» Problem details:
Go through the material that comes after this and count the lines containing "JSON"; report only the count.

──────── Record extracts

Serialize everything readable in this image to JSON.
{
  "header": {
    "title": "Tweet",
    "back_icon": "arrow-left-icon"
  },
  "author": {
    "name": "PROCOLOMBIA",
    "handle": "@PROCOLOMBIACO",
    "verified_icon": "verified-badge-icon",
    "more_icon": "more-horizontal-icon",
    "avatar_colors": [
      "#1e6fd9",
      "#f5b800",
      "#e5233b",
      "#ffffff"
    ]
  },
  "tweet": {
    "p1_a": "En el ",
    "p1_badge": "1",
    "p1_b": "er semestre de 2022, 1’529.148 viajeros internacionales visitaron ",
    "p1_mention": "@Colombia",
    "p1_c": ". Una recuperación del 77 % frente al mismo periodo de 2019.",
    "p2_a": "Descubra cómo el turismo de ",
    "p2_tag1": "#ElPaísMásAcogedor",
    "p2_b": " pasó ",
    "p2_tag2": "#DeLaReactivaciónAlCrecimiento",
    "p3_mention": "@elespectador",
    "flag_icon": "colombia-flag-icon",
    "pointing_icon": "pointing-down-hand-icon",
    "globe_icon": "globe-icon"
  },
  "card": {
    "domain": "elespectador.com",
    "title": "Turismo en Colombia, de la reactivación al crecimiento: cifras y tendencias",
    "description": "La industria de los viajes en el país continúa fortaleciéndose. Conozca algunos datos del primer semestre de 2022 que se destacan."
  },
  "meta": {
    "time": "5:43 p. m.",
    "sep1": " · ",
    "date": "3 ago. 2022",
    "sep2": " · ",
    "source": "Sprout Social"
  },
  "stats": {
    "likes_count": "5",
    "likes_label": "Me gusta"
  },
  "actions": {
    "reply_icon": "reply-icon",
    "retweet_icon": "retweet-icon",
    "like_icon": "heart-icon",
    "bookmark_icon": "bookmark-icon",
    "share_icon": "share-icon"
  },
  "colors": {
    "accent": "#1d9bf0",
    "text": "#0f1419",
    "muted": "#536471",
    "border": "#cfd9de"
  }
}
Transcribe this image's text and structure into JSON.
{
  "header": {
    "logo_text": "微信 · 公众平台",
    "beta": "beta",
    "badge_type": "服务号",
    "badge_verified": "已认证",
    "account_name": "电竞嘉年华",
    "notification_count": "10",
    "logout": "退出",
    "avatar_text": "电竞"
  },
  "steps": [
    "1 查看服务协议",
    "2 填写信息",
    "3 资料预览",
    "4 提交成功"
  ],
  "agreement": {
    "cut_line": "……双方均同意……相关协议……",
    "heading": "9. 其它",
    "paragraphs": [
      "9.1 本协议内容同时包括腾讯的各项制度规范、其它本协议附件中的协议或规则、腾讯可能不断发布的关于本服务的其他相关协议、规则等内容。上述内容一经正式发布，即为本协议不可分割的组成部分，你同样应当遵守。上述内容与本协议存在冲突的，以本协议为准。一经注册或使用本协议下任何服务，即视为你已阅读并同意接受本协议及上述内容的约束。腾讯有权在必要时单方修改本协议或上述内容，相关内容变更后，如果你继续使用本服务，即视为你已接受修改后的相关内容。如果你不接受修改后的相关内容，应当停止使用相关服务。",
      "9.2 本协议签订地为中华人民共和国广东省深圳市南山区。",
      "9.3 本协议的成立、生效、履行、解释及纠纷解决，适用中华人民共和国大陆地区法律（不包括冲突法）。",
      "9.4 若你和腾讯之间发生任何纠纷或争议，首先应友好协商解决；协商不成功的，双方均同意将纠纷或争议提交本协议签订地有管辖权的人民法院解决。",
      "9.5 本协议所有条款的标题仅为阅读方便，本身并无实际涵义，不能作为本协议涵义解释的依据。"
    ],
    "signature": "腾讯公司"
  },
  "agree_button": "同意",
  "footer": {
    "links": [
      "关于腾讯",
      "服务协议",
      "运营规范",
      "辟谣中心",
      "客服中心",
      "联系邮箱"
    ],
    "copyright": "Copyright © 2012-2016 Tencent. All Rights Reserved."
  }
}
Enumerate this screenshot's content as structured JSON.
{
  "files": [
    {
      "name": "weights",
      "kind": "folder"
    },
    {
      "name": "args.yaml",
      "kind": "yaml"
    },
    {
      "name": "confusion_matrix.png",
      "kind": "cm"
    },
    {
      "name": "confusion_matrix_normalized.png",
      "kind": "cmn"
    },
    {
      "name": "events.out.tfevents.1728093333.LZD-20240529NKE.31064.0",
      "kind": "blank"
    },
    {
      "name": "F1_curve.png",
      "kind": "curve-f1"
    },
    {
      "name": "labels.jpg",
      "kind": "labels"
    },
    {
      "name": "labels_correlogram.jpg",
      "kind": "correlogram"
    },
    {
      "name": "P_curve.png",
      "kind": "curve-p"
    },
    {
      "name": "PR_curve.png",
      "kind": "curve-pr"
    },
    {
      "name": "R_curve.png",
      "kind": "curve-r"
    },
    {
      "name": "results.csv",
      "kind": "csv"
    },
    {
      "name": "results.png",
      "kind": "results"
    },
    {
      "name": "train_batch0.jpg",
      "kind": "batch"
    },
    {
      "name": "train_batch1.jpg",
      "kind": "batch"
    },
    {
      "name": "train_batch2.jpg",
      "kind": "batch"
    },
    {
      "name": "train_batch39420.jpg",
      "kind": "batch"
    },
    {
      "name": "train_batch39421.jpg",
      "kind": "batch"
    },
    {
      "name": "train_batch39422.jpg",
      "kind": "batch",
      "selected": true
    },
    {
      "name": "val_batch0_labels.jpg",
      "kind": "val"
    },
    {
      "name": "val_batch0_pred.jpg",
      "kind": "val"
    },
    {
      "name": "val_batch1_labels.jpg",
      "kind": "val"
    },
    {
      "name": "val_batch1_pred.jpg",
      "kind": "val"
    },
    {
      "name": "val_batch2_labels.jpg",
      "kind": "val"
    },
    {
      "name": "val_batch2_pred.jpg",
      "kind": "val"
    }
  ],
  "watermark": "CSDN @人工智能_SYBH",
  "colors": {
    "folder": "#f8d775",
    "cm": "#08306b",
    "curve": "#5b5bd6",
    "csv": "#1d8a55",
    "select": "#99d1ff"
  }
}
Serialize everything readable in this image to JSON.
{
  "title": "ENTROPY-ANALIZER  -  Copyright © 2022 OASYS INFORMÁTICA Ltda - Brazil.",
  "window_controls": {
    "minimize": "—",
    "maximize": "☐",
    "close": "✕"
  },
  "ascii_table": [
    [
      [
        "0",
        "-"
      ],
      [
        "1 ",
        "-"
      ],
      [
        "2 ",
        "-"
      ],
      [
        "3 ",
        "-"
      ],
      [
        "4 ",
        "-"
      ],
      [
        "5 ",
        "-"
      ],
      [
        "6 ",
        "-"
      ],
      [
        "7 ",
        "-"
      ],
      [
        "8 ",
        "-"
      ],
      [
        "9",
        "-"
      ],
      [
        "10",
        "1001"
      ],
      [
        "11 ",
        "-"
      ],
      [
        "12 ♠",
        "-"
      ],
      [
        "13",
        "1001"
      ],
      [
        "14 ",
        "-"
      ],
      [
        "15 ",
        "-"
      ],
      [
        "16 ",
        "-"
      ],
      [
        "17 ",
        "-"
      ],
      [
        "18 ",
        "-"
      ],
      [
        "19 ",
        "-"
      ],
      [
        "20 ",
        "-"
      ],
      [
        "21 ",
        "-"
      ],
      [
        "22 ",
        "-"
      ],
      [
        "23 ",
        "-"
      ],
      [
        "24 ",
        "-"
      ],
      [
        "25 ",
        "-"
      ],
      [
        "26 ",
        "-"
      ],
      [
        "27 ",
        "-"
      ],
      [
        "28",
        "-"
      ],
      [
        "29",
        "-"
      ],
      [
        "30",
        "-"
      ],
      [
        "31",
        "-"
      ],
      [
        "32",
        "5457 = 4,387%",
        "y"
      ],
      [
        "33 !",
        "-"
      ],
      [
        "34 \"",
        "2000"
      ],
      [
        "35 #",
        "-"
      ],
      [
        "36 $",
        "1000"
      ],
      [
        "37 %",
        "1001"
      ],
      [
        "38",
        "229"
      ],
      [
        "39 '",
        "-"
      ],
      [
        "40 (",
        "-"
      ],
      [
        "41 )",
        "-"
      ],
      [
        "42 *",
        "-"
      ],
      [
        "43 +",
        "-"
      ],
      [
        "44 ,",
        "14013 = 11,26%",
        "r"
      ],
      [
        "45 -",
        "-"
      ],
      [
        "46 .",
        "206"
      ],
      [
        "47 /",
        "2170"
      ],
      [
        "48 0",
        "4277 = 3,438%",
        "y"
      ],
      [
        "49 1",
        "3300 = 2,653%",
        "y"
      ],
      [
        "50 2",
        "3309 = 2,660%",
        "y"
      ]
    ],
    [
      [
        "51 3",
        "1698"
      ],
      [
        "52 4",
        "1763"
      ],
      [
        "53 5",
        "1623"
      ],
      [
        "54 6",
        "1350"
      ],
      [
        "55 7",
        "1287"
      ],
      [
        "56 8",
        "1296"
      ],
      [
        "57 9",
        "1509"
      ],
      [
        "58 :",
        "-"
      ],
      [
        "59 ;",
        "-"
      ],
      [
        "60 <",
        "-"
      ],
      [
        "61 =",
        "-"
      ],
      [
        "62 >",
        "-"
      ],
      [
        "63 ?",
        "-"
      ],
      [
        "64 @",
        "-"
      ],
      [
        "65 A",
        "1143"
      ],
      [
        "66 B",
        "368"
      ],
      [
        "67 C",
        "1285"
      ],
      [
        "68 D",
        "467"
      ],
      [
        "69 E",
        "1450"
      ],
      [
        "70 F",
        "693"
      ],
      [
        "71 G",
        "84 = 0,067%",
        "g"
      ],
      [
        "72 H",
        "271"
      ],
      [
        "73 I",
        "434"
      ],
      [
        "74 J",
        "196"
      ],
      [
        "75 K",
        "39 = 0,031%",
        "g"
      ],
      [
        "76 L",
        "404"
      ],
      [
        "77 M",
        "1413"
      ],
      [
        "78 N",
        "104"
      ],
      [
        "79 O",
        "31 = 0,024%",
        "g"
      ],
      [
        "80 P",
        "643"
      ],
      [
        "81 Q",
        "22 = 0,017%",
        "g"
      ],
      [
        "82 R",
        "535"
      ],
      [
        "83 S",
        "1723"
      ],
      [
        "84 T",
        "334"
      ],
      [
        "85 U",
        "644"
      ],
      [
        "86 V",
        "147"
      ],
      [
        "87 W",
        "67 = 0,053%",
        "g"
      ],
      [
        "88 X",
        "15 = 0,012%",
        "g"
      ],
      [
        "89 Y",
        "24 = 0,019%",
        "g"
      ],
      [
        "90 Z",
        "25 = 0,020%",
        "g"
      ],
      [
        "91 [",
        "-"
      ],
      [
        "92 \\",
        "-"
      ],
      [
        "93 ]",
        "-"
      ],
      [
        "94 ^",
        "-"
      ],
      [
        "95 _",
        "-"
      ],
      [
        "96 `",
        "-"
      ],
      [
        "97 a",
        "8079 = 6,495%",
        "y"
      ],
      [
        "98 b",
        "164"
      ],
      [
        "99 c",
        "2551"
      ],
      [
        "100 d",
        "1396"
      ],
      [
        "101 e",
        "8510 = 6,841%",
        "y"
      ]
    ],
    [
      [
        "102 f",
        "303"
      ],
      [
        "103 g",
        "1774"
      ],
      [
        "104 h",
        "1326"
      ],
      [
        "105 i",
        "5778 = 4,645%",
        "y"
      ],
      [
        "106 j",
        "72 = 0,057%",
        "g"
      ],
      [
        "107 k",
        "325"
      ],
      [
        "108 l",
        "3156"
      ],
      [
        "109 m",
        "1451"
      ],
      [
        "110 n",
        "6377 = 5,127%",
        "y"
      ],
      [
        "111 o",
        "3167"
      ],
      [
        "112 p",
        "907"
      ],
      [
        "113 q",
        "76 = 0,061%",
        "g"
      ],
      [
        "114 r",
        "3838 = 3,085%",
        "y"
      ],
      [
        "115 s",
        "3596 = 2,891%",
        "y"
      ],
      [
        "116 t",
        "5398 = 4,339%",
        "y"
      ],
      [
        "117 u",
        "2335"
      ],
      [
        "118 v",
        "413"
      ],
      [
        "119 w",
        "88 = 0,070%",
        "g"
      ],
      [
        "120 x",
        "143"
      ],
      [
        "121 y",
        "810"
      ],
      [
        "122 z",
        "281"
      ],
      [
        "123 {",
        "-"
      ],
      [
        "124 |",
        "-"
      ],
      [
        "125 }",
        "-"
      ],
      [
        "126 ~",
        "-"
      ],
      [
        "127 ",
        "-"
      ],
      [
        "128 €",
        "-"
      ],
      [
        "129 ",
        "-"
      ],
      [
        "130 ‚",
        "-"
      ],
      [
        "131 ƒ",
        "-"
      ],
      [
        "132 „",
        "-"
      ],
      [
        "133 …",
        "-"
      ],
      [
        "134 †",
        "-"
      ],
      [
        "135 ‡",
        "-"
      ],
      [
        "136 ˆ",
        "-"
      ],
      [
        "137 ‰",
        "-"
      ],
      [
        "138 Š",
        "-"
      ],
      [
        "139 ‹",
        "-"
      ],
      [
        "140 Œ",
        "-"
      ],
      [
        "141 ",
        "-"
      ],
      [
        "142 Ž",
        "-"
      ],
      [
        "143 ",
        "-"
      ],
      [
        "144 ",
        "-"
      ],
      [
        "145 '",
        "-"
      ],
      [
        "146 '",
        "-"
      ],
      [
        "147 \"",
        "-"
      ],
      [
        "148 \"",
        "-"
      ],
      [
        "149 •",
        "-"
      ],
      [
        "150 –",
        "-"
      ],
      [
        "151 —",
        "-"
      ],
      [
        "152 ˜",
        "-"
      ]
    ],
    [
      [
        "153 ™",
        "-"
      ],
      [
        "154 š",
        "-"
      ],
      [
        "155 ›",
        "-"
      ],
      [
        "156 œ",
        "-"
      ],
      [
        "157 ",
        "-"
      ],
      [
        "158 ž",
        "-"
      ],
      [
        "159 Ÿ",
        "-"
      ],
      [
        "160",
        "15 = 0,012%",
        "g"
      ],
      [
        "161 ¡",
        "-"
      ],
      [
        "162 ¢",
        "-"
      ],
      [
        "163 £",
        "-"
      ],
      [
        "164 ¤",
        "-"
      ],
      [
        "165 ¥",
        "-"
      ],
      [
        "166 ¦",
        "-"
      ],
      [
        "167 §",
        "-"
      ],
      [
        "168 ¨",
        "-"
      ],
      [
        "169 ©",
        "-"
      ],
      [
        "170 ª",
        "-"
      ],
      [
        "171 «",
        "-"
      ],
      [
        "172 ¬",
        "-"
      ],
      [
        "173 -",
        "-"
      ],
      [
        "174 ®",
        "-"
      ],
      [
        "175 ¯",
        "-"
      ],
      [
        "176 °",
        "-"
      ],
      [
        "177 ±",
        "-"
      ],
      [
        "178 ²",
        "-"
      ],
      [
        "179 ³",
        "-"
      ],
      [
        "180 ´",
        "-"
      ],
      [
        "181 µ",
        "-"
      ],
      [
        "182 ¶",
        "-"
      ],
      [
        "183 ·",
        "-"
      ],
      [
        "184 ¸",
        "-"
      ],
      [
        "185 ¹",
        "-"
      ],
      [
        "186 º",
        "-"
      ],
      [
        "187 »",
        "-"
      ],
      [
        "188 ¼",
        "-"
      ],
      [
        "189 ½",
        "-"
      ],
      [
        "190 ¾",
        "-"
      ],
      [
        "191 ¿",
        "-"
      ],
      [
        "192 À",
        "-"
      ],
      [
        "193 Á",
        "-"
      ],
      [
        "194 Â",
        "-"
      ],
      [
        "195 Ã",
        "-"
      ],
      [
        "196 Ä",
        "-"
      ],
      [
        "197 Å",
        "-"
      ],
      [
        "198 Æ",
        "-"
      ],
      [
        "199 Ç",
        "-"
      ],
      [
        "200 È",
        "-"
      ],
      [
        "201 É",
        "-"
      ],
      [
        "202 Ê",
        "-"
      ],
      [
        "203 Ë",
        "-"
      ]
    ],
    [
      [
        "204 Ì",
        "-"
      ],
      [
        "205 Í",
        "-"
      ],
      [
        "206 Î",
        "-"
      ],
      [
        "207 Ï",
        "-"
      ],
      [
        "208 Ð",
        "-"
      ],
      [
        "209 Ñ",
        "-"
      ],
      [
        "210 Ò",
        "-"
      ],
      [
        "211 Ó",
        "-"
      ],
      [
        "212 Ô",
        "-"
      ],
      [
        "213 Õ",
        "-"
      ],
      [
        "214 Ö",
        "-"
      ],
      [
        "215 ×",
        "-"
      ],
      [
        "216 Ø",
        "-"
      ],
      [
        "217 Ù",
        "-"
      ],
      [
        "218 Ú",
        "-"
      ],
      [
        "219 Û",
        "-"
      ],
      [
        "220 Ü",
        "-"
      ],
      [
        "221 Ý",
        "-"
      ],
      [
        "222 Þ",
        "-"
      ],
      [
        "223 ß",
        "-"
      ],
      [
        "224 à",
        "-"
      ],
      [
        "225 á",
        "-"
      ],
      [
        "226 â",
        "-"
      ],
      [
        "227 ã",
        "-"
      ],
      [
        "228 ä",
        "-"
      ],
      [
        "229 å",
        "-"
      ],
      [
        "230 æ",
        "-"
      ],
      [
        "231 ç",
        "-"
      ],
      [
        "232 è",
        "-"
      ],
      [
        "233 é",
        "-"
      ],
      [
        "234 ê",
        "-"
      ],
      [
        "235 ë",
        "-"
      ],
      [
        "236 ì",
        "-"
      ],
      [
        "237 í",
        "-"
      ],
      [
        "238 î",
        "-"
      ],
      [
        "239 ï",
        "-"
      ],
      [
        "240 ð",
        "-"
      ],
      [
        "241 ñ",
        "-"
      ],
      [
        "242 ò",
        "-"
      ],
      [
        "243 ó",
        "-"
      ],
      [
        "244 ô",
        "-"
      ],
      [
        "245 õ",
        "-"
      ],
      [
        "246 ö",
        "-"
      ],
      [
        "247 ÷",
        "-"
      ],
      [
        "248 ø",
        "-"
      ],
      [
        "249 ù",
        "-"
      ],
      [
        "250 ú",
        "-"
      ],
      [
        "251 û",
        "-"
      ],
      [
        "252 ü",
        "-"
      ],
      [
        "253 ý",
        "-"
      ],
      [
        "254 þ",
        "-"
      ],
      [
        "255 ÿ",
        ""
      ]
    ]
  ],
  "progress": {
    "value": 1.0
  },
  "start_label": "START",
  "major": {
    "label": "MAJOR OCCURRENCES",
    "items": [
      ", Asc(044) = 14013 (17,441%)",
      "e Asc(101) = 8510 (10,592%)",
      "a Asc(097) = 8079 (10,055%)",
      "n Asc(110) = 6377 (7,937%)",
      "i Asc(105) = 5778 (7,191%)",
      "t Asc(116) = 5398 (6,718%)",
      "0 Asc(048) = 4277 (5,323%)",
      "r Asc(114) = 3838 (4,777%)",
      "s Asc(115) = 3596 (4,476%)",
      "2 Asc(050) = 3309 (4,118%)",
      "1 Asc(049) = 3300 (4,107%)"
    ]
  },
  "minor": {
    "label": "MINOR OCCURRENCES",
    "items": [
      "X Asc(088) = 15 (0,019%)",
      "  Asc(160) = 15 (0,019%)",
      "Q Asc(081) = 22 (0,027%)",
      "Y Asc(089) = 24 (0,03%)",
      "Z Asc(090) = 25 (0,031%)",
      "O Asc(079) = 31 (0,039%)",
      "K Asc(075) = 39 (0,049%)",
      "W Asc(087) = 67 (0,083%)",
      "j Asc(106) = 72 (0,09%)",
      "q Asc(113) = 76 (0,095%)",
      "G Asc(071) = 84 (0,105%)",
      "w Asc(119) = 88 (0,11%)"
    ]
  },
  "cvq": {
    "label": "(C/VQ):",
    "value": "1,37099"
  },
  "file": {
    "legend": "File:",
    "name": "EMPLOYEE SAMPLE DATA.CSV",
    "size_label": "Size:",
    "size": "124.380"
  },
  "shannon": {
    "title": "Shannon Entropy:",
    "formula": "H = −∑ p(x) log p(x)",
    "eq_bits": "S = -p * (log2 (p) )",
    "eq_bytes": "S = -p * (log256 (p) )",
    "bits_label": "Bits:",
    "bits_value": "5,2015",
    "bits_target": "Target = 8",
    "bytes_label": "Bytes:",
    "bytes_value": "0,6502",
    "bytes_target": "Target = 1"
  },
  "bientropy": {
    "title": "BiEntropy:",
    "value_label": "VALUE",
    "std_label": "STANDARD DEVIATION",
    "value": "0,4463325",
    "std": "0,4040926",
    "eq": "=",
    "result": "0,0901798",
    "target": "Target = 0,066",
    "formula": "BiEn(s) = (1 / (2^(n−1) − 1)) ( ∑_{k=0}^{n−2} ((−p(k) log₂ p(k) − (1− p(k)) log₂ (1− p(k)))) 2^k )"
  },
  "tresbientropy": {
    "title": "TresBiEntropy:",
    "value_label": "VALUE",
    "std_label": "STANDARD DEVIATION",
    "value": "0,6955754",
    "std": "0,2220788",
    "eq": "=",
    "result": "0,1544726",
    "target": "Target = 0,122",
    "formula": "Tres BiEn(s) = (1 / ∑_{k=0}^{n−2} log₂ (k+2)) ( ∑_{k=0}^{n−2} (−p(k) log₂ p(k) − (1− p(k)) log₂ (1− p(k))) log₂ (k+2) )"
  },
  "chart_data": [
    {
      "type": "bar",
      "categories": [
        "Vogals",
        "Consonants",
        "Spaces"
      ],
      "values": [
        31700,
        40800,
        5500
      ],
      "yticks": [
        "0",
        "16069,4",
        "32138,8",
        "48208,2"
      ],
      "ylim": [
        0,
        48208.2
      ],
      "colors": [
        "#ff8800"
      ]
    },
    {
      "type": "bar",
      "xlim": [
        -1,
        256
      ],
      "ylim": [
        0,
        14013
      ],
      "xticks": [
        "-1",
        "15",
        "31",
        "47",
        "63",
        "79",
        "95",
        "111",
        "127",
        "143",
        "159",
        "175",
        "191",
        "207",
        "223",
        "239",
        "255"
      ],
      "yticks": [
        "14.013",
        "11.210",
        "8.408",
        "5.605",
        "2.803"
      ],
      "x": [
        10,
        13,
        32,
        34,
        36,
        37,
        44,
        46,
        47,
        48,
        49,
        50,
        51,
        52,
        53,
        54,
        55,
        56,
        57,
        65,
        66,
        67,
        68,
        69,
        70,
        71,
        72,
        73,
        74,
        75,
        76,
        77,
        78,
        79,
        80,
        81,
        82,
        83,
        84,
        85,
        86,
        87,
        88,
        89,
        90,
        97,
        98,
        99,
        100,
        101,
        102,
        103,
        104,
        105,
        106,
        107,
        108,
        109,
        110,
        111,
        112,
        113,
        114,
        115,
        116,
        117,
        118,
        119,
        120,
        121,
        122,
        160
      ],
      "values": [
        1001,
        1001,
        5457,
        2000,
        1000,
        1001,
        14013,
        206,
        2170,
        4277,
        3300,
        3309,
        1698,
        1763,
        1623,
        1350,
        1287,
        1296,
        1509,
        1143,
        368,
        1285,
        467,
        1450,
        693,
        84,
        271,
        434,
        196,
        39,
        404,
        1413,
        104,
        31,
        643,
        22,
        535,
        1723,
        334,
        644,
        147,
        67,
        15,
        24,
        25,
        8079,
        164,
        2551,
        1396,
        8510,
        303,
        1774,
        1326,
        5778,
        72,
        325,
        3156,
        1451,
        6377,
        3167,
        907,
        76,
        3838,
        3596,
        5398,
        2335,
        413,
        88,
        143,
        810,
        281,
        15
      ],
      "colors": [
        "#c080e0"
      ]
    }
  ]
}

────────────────

» Answer space:
4